In early December of 1969, I returned home to America after spending nearly three years overseas, much of that on various assignments in Southeast Asia where war then raged.
The muffled drum's sad roll has beat The soldier's last tattoo; No more on life's parade shall meet That brave and fallen few. On Fame's eternal camping-ground Their silent tents are spread, And Glory guards, with solemn round, The bivouac of the dead.
No rumor of the foe's advance Now swells upon the wind; Nor troubled thought at midnight haunts Of loved ones left behind; No vision of the morrow's strife The warrior's dream alarms; No braying horn nor screaming fife At dawn shall call to arms.
Their shriveled swords are red with rust, Their plumed heads are bowed, Their haughty banner, trailed in dust, Is now their martial shroud. And plenteous funeral tears have washed The red stains from each brow, And the proud forms, by battle gashed Are free from anguish now.

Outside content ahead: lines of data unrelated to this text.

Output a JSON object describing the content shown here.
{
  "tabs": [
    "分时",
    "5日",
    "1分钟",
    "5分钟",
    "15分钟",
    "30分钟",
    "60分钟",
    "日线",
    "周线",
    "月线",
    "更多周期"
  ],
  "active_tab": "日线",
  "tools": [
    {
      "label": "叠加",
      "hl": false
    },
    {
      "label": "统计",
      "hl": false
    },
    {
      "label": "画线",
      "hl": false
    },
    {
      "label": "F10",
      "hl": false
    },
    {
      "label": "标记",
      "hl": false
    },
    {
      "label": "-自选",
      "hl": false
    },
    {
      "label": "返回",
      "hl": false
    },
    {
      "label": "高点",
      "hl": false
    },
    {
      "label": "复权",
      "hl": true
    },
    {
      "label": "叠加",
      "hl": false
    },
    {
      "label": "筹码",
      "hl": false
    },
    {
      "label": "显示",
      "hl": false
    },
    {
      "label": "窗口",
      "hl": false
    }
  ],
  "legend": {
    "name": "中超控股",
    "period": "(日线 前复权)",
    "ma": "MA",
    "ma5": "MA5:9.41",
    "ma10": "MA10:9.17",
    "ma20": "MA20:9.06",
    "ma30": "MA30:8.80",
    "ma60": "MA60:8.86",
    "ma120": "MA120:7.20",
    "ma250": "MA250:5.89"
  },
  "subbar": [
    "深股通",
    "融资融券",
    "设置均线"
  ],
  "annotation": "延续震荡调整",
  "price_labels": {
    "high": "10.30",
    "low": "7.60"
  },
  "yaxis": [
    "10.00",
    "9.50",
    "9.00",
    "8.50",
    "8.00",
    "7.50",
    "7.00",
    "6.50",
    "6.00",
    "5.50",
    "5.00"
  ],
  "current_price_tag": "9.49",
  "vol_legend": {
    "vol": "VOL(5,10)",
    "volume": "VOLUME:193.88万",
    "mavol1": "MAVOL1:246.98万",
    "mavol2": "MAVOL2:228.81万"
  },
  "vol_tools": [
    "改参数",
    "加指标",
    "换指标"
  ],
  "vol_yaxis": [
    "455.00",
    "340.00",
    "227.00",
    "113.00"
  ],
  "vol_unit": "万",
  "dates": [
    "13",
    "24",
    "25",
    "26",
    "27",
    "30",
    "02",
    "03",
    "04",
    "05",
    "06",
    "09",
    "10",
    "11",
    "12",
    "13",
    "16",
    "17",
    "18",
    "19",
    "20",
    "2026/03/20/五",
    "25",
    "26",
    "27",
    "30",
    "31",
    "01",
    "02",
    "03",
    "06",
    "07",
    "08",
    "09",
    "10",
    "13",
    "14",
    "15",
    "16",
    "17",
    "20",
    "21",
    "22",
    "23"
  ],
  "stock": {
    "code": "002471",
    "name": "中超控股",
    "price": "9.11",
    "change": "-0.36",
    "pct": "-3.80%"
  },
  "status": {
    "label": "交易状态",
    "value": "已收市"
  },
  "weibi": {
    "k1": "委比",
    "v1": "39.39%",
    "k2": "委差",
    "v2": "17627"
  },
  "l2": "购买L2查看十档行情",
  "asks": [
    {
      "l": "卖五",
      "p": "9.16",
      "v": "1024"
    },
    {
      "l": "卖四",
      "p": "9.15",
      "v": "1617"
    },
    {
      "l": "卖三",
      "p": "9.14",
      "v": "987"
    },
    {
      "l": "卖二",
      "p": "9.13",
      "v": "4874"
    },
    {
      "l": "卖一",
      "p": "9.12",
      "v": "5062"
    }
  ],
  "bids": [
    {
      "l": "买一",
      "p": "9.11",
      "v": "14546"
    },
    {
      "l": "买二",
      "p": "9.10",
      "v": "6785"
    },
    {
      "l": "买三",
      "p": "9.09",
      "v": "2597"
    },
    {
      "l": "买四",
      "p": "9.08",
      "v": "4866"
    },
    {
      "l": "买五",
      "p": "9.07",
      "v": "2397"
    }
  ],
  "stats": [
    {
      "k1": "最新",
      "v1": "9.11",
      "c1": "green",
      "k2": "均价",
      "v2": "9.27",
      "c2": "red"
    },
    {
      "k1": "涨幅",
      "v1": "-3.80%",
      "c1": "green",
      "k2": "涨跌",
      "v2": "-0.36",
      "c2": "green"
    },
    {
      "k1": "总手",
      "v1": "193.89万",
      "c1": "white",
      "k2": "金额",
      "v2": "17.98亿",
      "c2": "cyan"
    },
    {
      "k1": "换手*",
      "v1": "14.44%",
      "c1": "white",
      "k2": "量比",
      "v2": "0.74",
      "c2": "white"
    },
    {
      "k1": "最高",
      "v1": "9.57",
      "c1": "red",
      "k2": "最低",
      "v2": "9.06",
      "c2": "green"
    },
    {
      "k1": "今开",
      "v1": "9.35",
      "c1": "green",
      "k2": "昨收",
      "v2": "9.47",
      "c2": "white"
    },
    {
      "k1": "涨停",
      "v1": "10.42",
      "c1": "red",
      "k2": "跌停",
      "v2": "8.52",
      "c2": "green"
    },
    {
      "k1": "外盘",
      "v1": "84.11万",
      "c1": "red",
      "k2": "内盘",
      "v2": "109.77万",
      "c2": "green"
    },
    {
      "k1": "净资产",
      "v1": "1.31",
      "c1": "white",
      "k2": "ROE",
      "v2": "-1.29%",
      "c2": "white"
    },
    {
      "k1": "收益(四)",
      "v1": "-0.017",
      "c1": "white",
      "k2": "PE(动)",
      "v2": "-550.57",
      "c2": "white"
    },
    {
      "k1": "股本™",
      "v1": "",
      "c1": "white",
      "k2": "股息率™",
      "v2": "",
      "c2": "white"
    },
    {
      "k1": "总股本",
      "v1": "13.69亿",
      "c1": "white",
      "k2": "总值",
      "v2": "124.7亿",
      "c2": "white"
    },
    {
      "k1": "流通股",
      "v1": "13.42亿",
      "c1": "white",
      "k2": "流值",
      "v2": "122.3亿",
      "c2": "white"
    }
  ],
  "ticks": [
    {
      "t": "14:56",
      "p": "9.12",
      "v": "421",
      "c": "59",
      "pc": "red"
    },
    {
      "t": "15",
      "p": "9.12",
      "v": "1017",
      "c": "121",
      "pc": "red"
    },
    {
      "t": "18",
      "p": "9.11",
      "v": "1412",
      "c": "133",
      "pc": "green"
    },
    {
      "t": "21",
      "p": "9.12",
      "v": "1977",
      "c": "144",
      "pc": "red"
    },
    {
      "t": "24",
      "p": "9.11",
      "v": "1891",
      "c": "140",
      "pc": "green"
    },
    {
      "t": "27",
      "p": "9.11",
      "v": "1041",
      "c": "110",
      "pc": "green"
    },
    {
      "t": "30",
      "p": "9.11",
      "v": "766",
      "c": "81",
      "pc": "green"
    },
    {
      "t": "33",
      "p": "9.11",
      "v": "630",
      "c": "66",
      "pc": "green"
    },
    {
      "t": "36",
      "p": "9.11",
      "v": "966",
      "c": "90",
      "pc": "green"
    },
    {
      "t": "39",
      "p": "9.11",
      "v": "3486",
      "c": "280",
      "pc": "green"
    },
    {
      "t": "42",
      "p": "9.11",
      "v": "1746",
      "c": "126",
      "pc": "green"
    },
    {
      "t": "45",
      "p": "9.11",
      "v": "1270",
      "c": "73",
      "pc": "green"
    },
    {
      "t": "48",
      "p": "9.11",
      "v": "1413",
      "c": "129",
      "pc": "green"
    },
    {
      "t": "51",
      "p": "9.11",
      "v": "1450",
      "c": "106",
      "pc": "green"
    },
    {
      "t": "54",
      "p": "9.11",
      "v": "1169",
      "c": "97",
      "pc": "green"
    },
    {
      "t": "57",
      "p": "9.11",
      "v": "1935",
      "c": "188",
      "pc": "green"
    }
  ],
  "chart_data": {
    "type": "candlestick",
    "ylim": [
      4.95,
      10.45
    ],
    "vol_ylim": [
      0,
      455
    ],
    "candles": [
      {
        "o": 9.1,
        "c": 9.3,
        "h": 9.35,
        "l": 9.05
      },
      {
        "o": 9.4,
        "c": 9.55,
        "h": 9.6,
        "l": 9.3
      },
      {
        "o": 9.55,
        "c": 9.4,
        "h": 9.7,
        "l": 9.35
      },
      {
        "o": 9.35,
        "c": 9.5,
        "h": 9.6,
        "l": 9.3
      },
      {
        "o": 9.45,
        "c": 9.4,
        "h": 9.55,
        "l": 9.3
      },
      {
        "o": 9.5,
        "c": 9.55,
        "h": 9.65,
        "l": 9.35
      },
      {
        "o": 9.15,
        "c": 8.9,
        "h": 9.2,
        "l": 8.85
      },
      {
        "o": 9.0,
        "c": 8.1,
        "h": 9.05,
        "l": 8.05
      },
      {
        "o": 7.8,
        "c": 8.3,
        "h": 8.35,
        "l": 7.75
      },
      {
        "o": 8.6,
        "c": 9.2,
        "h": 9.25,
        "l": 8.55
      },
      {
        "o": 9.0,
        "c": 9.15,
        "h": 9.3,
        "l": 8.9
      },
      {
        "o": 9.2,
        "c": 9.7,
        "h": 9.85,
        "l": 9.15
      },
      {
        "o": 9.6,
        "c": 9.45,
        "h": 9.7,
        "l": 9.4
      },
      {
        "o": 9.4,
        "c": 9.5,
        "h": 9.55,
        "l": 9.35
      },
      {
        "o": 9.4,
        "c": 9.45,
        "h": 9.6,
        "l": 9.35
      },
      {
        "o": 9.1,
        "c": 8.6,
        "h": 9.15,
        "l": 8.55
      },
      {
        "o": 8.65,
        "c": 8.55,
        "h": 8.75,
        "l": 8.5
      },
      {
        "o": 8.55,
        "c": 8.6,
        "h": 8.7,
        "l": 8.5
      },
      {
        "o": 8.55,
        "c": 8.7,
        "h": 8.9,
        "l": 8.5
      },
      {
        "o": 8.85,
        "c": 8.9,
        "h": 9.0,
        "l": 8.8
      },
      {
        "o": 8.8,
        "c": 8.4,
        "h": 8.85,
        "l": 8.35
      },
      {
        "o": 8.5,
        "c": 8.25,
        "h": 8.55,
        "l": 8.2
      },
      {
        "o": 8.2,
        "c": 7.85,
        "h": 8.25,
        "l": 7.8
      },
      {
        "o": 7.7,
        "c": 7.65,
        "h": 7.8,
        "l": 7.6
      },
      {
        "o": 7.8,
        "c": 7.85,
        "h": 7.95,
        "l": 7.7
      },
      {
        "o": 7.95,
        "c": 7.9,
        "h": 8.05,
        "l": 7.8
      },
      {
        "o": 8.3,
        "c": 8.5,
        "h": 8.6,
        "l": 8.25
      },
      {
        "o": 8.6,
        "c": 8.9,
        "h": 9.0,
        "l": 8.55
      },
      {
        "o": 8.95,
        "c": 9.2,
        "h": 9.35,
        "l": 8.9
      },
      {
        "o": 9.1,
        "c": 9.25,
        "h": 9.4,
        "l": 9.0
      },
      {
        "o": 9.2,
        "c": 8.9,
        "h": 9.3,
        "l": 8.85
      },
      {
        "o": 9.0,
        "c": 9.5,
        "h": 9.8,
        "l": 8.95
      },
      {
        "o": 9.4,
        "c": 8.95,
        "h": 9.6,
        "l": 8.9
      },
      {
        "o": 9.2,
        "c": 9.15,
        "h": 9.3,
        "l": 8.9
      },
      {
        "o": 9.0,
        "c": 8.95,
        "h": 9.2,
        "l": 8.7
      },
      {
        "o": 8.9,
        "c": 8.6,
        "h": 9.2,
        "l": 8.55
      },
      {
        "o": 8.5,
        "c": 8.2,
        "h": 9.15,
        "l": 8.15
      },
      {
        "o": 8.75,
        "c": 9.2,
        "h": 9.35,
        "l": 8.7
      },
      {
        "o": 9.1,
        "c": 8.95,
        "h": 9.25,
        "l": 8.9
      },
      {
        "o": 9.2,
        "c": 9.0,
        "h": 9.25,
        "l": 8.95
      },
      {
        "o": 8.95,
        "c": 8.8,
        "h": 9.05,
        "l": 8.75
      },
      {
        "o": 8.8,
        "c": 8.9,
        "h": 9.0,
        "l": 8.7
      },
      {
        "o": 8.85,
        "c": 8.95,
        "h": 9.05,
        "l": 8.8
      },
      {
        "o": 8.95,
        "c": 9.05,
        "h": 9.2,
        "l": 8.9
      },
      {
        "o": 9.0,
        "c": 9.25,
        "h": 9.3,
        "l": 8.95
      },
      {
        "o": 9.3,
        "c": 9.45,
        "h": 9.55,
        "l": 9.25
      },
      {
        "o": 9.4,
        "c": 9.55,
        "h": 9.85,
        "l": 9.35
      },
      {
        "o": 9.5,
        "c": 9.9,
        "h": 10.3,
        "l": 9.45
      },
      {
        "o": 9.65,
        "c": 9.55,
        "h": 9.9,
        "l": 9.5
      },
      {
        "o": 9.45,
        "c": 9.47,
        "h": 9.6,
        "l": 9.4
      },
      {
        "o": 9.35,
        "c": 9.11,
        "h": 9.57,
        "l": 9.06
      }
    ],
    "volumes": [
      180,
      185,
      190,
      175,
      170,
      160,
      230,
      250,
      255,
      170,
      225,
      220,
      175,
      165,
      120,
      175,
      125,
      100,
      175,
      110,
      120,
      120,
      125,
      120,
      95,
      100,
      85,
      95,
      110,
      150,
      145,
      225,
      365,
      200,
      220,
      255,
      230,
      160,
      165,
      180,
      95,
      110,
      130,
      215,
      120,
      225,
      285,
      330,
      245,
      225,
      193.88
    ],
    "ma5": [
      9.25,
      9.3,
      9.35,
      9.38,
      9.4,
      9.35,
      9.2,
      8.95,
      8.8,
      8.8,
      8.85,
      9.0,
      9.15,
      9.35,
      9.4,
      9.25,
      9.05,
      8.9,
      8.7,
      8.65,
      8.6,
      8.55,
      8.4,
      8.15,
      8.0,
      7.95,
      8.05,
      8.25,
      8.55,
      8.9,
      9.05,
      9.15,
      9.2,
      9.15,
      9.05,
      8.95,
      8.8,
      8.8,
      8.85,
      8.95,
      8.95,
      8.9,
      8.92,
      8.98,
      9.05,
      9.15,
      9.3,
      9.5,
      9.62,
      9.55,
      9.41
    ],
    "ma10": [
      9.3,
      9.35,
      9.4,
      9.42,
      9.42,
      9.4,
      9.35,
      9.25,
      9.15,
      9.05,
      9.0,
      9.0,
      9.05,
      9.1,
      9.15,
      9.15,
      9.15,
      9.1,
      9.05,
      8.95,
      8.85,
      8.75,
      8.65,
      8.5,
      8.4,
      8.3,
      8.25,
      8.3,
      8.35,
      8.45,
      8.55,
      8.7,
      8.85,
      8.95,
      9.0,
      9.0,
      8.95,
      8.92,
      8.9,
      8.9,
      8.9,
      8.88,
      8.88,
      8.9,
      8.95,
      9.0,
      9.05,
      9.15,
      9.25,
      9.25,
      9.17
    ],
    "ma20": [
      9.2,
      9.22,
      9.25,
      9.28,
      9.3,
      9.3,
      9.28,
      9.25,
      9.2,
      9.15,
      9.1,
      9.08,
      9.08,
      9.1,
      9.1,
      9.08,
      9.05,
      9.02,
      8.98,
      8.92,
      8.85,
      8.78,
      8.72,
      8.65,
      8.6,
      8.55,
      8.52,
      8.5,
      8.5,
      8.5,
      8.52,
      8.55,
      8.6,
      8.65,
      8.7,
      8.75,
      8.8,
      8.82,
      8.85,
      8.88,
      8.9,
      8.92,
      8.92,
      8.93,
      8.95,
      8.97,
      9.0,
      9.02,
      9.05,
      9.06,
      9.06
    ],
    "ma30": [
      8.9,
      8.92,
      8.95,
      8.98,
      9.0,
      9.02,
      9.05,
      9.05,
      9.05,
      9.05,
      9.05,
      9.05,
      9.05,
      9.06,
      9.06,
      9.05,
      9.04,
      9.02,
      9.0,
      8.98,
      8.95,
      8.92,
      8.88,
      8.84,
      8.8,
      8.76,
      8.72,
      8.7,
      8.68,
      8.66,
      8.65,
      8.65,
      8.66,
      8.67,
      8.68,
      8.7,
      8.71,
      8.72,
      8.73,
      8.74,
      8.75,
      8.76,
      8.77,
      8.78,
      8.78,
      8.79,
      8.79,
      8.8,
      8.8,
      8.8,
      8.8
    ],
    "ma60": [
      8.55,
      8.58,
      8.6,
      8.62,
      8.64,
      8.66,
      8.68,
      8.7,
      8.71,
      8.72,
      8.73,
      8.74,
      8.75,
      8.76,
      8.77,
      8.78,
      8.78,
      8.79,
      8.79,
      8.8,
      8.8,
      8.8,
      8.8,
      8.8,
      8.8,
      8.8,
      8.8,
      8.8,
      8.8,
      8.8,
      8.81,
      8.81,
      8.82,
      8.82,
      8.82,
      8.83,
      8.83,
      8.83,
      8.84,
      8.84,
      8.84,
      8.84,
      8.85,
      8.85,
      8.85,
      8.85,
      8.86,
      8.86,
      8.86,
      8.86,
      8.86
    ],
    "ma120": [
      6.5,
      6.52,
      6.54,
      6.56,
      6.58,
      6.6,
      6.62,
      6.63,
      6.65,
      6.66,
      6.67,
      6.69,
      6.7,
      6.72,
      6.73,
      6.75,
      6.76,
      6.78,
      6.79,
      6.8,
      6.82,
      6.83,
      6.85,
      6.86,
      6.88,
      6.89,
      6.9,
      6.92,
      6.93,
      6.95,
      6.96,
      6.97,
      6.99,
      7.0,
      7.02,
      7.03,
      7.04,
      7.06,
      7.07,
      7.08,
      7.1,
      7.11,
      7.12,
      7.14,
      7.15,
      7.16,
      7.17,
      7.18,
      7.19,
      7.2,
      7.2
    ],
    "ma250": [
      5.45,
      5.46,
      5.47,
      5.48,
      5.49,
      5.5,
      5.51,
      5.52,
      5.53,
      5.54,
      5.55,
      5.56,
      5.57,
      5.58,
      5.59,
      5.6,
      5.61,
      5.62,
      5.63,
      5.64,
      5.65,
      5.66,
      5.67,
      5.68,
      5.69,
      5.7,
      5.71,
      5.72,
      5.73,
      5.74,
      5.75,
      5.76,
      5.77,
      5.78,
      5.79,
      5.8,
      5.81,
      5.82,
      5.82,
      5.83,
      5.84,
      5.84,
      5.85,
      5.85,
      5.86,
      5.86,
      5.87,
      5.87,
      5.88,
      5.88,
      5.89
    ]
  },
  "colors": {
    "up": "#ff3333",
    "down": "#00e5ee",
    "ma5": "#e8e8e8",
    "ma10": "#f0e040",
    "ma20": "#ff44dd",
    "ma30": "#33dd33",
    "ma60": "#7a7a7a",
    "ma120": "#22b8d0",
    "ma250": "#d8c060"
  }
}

The neighing troop, the flashing blade, The bugle's stirring blast, The charge, the dreadful cannonade, The din and shout, are past; Nor war's wild note nor glory's peal Shall thrill with fierce delight Those breasts that nevermore may feel The rapture of the fight.
Like the fierce northern hurricane That sweeps the great plateau, Flushed with the triumph yet to gain, Came down the serried foe, Who heard the thunder of the fray Break o'er the field beneath, Knew well the watchword of that day Was "Victory or death!"
Long had the doubtful conflict raged O'er all that stricken plain, For never fiercer fight had waged The vengeful blood of Spain; And still the storm of battle blew, Still swelled the gory tide; Not long, our stout old chieftain knew, Such odds his strength could bide.
Twas in that hour his stern command Called to a martyr's grave The flower of his beloved land, The nation's flag to save. By rivers of their father's gore His first-born laurels grew, And well he deemed the sons would pour Their lives for glory too.
For many a mother's breath has swept O'er Angostura's plain -- And long the pitying sky has wept Above its moldered slain. The raven's scream, or eagle's flight, Or shepherd's pensive lay, Alone awakes each sullen height That frowned o'er that dread fray.
Sons of the Dark and Bloody Ground Ye must not slumber there, Where stranger steps and tongues resound Along the heedless air. Your own proud land's heroic soil Shall be your fitter grave; She claims from war his richest spoil -- The ashes of her brave.
Thus 'neath their parent turf they rest, Far from the gory field, Borne to a Spartan mother's breast On many a bloody shield; The sunshine of their native sky Smiles sadly on them here, And kindred eyes and hearts watch by The heroes sepulcher.
Yon marble minstrel's voiceless stone In deathless song shall tell, When many a vanquished ago has flown, The story how ye fell; Nor wreck, nor change, nor winter's blight, Nor Time's remorseless doom, Shall dim one ray of glory's light That gilds your deathless tomb.